PROBLEM STATEMENT
Please find how many lines of the data contain the string "post", and respond with that number only.
── SUPPLIED MATERIAL ──
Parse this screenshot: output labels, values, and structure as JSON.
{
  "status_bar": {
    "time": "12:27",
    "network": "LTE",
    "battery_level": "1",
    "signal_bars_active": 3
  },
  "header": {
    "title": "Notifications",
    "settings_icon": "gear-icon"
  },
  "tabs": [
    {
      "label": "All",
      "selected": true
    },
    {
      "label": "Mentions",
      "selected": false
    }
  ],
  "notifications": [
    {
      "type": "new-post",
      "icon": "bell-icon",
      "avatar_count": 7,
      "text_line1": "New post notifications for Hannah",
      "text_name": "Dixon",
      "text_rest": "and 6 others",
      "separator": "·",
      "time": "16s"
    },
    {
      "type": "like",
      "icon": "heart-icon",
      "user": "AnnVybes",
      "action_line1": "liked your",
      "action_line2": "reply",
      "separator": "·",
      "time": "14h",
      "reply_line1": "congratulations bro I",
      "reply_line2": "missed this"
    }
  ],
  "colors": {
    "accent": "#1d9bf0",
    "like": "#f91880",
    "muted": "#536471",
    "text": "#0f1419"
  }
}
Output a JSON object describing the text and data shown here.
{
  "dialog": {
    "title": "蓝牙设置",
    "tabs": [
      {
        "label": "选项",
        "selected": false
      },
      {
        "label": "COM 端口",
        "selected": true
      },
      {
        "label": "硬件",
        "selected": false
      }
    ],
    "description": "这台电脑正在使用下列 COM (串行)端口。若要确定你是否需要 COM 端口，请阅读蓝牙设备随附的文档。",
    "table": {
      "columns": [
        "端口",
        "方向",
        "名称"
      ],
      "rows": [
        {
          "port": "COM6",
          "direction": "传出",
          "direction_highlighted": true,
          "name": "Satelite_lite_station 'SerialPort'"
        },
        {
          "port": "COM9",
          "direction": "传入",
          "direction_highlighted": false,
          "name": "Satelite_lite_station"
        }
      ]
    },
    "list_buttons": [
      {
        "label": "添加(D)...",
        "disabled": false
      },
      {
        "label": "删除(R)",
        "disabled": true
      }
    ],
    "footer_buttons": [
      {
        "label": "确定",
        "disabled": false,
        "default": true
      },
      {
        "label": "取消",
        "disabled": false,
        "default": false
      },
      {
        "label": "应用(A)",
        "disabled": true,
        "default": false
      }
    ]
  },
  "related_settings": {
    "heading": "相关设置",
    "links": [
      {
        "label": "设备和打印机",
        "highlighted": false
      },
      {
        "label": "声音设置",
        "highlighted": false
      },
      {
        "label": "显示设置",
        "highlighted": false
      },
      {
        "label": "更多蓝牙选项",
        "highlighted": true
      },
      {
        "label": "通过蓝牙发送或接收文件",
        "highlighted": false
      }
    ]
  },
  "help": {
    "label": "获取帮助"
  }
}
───
EXERCISE RESPONSE
2